### Assigned task:
Find every line with the string "false" in the material below and copy it.

►

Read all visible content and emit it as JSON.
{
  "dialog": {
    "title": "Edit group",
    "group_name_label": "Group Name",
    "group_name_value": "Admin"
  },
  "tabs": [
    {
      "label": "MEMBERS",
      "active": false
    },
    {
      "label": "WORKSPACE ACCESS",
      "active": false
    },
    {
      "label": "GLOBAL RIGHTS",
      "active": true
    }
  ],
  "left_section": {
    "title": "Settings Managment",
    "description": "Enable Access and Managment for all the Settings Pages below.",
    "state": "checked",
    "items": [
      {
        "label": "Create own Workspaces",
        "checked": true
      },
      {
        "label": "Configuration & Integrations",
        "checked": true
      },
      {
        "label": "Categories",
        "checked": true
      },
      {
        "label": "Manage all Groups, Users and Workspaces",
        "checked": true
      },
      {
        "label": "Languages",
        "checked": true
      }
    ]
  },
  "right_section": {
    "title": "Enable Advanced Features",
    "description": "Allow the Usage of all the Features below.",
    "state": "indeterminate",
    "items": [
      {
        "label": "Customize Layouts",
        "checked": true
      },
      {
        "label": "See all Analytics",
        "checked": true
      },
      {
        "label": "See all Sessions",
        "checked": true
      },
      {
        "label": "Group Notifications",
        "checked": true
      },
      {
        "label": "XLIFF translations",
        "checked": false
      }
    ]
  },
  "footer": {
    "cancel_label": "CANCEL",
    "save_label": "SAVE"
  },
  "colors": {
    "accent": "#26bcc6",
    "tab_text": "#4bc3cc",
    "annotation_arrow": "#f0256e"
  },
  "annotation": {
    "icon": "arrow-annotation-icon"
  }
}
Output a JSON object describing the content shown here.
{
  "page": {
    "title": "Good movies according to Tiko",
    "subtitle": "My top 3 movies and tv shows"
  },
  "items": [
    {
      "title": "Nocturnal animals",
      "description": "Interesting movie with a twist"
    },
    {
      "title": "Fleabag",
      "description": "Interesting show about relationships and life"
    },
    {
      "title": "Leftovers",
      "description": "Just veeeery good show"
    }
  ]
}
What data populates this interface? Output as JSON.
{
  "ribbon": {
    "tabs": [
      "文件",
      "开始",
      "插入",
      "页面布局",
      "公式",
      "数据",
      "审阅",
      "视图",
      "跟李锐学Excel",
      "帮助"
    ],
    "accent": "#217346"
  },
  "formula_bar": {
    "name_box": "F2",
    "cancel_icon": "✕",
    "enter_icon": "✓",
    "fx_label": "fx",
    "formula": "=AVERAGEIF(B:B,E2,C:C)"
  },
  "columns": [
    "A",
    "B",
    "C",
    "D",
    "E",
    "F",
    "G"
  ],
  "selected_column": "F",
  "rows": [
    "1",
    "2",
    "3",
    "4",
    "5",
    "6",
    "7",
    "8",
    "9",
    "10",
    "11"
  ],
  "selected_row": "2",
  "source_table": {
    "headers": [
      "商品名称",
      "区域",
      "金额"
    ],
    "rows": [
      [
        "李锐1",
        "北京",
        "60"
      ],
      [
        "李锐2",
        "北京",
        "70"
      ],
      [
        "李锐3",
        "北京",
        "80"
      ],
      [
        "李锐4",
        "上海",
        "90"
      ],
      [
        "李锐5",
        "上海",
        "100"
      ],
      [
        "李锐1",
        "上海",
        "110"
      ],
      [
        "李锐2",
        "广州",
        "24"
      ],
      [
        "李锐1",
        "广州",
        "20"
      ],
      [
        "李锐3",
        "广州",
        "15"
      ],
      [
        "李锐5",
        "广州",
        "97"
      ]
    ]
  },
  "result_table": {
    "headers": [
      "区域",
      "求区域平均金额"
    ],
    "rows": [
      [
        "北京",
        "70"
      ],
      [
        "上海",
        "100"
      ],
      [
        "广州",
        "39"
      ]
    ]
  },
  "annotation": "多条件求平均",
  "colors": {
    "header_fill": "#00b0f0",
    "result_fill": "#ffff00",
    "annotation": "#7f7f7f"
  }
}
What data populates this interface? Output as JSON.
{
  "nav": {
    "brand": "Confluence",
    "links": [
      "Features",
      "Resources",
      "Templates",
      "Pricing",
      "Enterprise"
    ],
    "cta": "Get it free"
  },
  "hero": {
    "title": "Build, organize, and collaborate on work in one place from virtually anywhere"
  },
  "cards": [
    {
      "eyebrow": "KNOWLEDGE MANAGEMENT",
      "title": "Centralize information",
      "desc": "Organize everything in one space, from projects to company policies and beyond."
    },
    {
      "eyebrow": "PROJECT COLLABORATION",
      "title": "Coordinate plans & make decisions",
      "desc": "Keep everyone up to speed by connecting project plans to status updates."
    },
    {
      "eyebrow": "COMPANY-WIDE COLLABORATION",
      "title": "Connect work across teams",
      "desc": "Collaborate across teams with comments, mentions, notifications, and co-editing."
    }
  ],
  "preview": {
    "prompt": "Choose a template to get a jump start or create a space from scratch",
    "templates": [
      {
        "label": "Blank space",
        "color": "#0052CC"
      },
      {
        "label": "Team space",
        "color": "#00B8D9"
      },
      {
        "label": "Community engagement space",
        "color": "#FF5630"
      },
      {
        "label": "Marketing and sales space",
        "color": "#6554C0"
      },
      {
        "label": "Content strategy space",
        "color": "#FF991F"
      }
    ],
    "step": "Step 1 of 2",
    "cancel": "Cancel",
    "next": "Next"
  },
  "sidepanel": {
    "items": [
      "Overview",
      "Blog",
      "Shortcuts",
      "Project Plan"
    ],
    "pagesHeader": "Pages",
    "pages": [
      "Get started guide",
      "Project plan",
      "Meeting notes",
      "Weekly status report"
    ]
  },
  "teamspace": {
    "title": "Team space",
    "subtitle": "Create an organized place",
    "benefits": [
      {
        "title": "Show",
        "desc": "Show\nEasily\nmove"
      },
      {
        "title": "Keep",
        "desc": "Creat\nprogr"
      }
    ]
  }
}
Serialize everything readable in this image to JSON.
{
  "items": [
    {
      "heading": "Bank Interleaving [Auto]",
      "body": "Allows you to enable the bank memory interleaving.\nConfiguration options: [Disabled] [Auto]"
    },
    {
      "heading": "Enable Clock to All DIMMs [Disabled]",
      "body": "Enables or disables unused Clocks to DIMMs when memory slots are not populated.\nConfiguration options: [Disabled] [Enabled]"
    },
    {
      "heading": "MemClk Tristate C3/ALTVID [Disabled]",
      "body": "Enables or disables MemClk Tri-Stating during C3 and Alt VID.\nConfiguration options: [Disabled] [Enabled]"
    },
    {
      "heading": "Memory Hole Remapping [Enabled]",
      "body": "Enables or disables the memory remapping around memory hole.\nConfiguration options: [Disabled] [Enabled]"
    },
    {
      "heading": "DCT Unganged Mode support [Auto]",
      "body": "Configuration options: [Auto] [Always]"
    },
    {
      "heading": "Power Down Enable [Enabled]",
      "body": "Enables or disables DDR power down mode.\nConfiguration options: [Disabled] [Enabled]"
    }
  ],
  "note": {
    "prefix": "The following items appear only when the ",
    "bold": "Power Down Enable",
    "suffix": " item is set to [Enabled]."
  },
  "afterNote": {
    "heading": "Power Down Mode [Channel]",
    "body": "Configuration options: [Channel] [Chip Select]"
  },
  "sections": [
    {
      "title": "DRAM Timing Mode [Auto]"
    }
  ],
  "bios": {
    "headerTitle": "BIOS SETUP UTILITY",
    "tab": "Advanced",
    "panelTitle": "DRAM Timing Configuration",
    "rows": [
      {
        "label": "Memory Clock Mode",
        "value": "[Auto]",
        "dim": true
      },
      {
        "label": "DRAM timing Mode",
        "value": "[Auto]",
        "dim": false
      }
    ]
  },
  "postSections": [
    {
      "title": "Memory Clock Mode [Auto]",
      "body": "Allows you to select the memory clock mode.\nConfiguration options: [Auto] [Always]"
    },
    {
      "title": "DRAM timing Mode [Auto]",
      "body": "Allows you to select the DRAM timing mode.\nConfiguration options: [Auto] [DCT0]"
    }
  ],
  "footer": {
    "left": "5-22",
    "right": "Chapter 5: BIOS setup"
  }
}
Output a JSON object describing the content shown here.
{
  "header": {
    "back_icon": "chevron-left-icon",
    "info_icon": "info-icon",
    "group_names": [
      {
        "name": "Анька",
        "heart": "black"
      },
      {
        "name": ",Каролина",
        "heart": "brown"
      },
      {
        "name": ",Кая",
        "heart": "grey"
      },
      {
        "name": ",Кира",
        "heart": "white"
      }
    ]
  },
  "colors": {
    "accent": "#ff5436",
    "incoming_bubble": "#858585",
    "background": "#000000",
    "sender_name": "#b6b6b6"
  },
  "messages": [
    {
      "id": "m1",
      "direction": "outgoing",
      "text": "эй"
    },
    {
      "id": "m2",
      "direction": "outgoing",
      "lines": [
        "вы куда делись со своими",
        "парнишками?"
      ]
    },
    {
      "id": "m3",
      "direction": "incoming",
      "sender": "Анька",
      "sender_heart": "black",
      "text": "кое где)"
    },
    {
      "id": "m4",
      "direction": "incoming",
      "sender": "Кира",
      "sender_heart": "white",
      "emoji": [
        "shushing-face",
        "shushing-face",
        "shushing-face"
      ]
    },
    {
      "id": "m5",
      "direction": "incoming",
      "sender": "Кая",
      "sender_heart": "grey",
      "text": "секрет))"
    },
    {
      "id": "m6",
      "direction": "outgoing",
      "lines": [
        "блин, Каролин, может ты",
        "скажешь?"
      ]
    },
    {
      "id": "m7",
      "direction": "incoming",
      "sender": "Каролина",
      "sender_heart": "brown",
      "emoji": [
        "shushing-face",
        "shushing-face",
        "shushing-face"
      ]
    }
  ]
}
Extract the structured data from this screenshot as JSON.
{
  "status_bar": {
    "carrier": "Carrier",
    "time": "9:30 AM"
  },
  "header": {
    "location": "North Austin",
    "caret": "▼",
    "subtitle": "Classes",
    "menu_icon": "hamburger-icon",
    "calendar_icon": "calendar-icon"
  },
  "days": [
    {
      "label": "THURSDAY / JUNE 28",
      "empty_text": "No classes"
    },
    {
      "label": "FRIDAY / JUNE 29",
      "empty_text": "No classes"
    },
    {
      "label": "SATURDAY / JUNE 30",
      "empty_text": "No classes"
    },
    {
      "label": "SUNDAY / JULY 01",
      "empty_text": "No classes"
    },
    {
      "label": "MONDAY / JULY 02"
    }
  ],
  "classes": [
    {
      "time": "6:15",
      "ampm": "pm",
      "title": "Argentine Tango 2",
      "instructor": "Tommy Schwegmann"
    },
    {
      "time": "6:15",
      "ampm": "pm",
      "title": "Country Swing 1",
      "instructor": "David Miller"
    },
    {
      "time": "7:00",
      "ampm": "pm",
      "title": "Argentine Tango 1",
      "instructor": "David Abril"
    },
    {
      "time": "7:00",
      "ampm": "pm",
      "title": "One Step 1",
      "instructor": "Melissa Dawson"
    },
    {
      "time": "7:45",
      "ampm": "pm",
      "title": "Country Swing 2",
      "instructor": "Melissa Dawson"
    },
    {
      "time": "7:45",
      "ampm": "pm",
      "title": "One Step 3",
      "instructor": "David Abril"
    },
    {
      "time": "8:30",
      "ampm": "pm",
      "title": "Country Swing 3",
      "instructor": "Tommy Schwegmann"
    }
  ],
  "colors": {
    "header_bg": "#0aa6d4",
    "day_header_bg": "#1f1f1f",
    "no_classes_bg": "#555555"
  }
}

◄

### Output below:
      "active": false
      "active": false
        "checked": false
        "dim": false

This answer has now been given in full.